By this point, I guess I should be happy that the film is not visually appealing either. Had the animation been well done, the huge flaws with the rest of the film might have seemed tragic. But since it’s a mess across the board, I can write the whole movie off without hesitation. The character design ranges from merely okay to outright ugly, the drawing is inconsistent, and am I the only one bothered by the fluorescent green grass? I just keep noticing fundamental problems with the artwork in this film. Take this shot of Garrett. I think it’s supposed to be a slightly low angle looking up at him. So his head and shoulders, being farther away from the camera, should appear slightly smaller than normal. Instead, his head is huge, his torso is about normal size, and his legs look too tiny to support his weight.
This being a film from the late 90s, there is some computer animation thrown in. I say “thrown in” because while most of the Disney films of this era tied their new technology to enhance important moments in their films, the computer animation in Quest for Camelot plays like just another item on the animated film checklist.

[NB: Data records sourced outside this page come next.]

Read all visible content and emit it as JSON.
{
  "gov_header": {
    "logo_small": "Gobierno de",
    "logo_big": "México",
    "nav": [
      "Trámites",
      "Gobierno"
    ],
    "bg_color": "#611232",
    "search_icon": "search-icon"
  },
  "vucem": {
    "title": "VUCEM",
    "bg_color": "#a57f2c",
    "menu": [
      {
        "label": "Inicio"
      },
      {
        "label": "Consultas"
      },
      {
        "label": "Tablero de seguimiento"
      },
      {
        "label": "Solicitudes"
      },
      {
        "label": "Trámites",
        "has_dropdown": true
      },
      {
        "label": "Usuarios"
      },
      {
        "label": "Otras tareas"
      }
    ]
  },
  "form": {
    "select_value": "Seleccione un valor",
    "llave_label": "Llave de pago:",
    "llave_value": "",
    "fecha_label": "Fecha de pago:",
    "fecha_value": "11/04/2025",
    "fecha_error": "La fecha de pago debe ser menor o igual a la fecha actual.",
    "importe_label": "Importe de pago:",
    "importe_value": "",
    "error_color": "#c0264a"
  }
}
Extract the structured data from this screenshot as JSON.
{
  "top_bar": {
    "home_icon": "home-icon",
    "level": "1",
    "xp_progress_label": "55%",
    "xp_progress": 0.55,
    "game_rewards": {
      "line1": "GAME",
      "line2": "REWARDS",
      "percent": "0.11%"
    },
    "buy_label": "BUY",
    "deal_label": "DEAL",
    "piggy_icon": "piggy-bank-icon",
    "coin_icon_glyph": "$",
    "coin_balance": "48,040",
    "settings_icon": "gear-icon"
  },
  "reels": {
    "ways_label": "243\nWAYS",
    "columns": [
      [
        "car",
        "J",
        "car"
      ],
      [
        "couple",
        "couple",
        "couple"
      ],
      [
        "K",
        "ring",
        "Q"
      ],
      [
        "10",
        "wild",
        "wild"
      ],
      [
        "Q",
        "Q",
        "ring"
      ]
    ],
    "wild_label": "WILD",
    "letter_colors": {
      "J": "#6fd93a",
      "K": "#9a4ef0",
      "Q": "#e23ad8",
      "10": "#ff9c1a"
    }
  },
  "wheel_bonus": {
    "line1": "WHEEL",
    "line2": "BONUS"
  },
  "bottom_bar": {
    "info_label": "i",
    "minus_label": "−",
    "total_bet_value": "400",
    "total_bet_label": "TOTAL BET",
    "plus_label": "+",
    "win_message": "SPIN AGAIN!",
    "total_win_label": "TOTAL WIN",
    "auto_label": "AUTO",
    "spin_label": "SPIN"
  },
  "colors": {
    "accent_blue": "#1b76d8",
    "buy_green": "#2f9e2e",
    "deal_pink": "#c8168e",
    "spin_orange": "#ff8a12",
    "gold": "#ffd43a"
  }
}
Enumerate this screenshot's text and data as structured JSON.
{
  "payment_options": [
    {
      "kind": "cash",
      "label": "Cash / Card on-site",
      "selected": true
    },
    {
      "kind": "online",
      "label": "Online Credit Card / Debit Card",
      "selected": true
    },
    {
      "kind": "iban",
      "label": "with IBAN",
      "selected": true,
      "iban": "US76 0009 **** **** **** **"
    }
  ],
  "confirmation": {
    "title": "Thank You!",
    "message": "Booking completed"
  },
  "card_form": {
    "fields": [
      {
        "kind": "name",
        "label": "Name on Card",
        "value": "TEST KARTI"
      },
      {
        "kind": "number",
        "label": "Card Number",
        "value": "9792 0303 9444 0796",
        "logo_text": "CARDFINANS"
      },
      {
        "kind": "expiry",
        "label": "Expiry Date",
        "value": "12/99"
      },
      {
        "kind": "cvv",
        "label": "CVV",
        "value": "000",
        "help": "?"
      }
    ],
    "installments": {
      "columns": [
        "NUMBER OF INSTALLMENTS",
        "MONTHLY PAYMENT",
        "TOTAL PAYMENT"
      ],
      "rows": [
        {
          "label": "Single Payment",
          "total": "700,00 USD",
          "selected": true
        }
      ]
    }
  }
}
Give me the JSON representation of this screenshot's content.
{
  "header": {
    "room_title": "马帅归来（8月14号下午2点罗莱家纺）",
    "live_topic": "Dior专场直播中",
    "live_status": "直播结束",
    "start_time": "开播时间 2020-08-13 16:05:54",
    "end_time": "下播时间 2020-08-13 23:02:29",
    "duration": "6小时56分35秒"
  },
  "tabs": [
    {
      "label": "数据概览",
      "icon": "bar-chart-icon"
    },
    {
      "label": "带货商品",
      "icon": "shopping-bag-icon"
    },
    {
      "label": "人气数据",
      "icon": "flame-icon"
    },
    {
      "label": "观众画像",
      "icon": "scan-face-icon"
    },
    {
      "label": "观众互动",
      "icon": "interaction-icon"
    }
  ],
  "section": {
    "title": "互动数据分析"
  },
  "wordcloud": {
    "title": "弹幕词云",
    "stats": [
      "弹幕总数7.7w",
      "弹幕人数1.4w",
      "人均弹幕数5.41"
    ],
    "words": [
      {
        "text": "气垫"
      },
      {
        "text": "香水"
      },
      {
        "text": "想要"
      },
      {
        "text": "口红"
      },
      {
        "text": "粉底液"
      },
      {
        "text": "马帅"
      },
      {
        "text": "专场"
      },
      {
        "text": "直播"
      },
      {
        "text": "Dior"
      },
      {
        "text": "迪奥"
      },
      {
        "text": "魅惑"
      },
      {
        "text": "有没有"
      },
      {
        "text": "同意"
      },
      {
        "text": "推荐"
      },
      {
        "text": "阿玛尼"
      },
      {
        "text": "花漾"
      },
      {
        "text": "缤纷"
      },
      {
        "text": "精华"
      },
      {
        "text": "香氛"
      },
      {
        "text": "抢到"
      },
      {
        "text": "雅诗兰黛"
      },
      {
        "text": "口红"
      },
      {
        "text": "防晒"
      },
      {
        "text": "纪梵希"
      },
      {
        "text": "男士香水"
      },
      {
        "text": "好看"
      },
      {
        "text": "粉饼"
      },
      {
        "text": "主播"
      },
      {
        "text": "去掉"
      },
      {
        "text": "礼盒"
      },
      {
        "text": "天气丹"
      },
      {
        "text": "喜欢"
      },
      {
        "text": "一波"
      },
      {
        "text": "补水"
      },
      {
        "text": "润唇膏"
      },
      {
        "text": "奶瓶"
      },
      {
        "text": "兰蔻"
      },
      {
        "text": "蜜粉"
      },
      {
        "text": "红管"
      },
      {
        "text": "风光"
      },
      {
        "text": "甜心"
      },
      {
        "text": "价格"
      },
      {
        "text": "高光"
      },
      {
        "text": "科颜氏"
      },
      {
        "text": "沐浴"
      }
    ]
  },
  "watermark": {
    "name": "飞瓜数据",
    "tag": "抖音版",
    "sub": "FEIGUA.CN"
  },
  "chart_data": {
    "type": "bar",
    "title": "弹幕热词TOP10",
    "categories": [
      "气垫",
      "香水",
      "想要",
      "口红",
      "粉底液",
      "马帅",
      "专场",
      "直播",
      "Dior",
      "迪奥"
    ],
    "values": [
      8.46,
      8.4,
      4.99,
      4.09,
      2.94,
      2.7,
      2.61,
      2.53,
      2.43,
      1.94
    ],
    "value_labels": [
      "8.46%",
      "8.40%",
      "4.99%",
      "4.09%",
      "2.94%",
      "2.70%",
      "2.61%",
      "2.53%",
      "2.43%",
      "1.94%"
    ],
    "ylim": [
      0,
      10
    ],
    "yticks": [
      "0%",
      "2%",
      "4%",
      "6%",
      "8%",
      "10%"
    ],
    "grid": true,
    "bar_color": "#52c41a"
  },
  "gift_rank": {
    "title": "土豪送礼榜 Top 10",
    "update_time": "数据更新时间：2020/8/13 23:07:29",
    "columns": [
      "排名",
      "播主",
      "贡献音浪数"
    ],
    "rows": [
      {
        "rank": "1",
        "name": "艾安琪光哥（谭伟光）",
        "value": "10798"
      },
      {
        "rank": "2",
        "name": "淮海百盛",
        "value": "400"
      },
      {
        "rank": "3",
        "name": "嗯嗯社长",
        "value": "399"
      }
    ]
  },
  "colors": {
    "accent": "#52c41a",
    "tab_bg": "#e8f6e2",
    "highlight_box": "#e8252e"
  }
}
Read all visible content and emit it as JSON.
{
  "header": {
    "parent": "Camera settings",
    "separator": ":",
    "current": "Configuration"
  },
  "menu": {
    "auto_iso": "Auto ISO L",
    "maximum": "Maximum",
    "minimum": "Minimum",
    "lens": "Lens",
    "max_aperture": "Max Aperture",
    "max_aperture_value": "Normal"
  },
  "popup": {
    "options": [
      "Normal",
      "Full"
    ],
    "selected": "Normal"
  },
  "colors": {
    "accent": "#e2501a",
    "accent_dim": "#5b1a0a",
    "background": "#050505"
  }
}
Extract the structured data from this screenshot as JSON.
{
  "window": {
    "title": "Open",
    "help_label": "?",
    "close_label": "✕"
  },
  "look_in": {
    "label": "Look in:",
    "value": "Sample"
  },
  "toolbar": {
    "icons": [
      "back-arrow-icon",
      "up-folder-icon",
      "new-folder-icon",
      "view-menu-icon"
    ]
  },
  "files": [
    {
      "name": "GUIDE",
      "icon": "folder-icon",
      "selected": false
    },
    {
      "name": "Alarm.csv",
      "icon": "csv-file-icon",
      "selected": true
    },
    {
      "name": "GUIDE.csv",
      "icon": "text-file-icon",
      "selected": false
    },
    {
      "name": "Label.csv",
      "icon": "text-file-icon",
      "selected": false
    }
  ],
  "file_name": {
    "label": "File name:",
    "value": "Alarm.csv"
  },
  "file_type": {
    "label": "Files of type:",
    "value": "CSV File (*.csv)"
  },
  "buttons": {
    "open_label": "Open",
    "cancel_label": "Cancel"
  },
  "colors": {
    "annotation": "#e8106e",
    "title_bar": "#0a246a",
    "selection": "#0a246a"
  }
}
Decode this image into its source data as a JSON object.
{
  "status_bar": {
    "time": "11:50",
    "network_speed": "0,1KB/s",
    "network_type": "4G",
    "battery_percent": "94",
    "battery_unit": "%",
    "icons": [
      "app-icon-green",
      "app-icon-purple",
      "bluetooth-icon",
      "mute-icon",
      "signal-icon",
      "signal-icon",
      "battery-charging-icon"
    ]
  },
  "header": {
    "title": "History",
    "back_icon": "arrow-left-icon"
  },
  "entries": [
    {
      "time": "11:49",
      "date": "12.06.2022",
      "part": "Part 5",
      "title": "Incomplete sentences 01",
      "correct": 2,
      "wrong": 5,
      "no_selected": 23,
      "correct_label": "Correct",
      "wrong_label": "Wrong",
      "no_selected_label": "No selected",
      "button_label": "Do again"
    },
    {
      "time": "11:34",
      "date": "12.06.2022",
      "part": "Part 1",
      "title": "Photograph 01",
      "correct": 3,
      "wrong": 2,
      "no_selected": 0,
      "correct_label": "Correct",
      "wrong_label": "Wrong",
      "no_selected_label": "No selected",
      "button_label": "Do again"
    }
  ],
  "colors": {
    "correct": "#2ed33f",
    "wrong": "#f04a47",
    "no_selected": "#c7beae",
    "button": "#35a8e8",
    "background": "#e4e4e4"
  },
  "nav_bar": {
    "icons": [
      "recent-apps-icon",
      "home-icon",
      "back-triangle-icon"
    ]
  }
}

I have a feeling that the rocky ogre was supposed to have a bigger part than he ultimately did and was cut back due to time or budget constraints. As is, he has very little purpose beyond providing the movie with its big fart joke.
The one nice thing I can say about Devon and Cornwall is that their musical number is one of the more competently animated scenes in the movie. The animators may well have been more comfortable with the cartoonier characters, because there’s more consistency to their forms, more snap to the animation, and just more polish to the whole thing.
Quest for Camelot can be seen as an example of the dangers of slavishly following a formula or trying to copy another studio’s recipe for success. But I think its fatal flaw was that no one bothered to develop a strong central story or character, so no one really believed in the story and main character the movie ended up with. The comedy relief characters, the songs, and the other extraneous material all become attempts to prop up a core idea that can’t stand on its own. Without a strong central idea to act as a compass, the movies wanders aimlessly, leaving viewers confused, unimpressed, and eager to forget this meandering quest.
Special thanks to Todd Jensen for providing me with information about The King’s Damosel.
All images in this article are copyright Warner Brothers.